REM sleep is often referred to as paradoxical or active sleep. It is the sleep stage when dreaming occurs. If present, the EEG drops to a mixed frequency, mostly low voltage recording. One can differentiate between stage 1 and REM by looking at the chin EMG lead. The amplitude in stage REM is extremely low whereas it is higher in stage 1. In fact, during REM the chin EMG should be at its lowest point of the whole night. Short phasic twitches of the limb muscles may occur during REM, although normal individuals are completely paralyzed during REM.
Another factor that helps to diagnose REM is the presence of rapid eye movements that appear intermittently throughout this stage. Respiratory variation as well as cardiac sinus arrhythmia can be present, especially during phasic REM. Spindles also occur on occasion during REM, which can make differentiating between REM and stage 2 a little more difficult. As long as the time between spindles is 3 minutes or more, the stage is scored as REM. EMG tone is the ultimate arbiter in many cases. Comparing chin tone during stage 2 and the stage in question is helpful. Sawtooth waves can also sometimes be seen during REM. These are waves that have a narrowed, triangular appearance running at frequencies of 2 Hz to 6 Hz and at amplitudes between 40 mV and 100 mV. They usually occur for a few seconds at a time.
There is often difficulty in determining the initiation and cessation of REM. It usually originates out of stage 2 and begins when the chin EMG drops to its lowest point in the study and a mixed-frequency low-voltage EEG appears. The end of REM occurs when the criteria for REM are no longer met. This happens with an arousal, which always resets the scoring rules. It can also occur with the appearance of K complexes, repetitive spindles, and increased chin EMG tone.
Insuring that a patient is asleep during respiratory or other events is key to the diagnosis of sleep apnea and other types of sleep disordered breathing. Technicians collecting the study as well as those dedicated to the post-test staging of sleep and scoring of respiratory events need to become as familiar with looking at and diagnosing an epoch of sleep as they might be with riding a bicycle. In other words, this skill needs to become second nature to the competent sleep technician. This brief introduction covers only the most important points of sleep stage and respiratory scoring. There is much more to learn and investing in any one or all of several atlases dedicated to this subject is recommended for any RCP interested in doing sleep laboratory testing. N

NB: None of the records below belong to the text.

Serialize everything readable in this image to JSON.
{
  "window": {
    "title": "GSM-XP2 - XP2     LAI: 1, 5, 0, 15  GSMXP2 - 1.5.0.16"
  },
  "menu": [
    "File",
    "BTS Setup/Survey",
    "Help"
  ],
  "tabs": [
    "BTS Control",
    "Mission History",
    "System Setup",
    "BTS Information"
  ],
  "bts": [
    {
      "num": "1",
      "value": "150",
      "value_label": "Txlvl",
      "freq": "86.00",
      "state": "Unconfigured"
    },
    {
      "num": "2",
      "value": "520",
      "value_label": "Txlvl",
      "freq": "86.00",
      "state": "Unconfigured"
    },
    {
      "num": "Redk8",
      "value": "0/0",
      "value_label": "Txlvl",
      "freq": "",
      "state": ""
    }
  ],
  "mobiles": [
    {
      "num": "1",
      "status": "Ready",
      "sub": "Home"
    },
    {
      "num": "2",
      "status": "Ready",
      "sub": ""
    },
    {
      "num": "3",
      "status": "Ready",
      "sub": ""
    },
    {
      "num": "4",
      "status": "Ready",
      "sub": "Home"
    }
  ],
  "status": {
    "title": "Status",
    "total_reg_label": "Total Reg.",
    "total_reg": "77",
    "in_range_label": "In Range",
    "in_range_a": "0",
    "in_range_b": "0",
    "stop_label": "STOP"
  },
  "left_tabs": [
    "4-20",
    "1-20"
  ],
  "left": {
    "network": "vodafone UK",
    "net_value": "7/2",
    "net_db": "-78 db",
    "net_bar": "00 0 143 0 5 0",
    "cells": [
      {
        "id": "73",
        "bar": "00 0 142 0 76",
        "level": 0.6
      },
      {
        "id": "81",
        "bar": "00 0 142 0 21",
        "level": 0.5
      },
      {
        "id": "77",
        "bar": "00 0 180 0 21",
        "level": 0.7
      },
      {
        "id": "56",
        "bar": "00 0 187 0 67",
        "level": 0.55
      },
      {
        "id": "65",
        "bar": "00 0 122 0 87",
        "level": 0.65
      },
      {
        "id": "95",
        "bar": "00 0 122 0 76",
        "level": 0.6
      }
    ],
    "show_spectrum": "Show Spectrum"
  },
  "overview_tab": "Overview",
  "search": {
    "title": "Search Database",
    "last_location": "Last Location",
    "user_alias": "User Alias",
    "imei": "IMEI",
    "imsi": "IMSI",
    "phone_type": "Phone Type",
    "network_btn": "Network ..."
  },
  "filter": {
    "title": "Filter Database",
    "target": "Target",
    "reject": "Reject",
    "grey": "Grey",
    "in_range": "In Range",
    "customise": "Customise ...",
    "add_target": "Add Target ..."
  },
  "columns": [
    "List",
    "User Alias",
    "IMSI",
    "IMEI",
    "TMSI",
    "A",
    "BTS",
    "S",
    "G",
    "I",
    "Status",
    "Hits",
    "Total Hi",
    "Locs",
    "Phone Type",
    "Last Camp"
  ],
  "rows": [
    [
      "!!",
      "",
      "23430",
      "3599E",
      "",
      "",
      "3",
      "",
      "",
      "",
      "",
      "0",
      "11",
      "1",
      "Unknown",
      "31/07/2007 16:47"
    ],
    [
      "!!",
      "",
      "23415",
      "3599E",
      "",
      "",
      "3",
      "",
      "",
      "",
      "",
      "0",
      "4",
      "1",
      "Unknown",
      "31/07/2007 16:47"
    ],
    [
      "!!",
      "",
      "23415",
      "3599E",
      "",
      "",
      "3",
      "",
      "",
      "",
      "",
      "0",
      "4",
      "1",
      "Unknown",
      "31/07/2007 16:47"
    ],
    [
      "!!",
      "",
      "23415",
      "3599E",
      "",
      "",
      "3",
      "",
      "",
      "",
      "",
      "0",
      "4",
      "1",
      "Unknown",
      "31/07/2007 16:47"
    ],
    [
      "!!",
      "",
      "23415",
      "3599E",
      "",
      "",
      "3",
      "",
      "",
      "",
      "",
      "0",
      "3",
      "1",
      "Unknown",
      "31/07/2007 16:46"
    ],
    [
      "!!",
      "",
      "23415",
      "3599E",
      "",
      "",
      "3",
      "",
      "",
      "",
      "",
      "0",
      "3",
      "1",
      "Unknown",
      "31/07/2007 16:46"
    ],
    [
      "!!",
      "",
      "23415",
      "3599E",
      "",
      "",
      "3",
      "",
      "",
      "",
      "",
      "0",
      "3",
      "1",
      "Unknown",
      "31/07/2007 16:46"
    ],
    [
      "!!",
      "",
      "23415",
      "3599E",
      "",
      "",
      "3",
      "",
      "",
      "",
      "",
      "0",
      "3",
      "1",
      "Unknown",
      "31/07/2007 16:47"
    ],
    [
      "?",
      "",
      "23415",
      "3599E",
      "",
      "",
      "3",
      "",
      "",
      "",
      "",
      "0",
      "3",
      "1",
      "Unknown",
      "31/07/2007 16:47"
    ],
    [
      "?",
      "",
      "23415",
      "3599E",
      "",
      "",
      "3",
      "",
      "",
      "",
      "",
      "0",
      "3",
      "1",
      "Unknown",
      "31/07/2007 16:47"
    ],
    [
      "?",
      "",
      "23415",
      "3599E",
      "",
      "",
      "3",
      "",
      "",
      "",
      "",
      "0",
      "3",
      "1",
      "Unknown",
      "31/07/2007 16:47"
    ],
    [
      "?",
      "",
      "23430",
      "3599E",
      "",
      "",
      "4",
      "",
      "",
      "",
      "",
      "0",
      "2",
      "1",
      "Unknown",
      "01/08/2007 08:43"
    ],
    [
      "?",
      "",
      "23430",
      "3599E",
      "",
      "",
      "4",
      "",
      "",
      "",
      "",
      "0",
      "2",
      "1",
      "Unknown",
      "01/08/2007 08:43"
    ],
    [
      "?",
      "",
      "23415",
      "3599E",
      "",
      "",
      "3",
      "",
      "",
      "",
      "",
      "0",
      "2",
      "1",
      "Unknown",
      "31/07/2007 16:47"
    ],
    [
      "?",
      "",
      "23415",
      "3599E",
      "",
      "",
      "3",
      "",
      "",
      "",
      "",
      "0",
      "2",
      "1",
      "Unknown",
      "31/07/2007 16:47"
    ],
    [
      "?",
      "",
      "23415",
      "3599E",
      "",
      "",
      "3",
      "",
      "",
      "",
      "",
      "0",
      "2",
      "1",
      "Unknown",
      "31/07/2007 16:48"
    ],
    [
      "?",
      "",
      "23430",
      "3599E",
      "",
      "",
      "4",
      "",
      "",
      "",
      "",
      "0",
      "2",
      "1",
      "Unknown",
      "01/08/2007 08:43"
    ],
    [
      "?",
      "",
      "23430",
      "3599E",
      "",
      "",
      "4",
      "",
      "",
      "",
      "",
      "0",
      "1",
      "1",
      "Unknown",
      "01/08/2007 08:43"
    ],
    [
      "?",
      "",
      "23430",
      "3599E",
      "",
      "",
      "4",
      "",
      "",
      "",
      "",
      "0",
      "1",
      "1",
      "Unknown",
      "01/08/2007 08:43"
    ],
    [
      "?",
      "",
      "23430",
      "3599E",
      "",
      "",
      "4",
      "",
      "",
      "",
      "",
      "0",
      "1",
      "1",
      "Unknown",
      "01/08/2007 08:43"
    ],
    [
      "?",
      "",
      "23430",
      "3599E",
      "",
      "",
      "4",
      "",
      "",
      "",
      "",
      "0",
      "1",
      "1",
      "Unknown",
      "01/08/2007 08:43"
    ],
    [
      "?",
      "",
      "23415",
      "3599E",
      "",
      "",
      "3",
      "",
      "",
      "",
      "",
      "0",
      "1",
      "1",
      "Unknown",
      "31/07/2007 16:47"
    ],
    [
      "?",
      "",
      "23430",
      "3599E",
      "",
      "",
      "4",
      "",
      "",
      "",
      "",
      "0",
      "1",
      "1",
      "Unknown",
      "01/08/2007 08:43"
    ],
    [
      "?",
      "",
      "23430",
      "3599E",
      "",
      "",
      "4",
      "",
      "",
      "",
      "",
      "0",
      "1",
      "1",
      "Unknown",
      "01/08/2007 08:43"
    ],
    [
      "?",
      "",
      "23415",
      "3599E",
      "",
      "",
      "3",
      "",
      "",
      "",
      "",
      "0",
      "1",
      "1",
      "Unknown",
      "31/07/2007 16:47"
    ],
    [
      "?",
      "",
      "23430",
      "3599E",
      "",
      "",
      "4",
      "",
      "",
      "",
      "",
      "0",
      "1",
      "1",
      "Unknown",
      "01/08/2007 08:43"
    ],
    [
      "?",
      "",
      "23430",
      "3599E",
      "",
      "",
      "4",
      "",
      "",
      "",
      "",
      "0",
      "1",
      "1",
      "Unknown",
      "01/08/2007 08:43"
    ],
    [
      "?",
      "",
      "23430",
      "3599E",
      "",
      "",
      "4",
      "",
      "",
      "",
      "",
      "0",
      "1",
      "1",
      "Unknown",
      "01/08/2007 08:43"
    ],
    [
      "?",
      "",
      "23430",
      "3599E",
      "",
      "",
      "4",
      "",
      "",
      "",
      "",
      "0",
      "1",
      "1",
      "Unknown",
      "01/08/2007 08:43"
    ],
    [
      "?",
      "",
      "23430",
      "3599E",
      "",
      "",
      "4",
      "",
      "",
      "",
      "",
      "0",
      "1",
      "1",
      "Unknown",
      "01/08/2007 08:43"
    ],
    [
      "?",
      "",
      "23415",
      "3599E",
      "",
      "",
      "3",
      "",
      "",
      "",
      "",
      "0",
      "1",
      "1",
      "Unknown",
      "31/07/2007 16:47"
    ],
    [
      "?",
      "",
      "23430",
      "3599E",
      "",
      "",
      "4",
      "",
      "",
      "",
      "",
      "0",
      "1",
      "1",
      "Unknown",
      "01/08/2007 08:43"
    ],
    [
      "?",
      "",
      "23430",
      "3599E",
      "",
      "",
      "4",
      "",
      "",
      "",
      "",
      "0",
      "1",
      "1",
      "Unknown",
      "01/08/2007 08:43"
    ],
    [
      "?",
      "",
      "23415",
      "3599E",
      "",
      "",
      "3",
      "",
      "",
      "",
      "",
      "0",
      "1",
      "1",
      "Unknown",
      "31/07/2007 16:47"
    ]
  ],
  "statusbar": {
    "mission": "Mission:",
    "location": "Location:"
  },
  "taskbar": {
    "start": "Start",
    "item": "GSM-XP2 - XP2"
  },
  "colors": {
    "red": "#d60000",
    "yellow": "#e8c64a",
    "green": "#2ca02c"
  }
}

Thomas M. Kilkenny, DO, FAASM, is director of the Sleep Apnea Center, Staten Island University Hospital, Staten Island, NY; and Steve Grenard, RRT, is clinical coordinator of the center.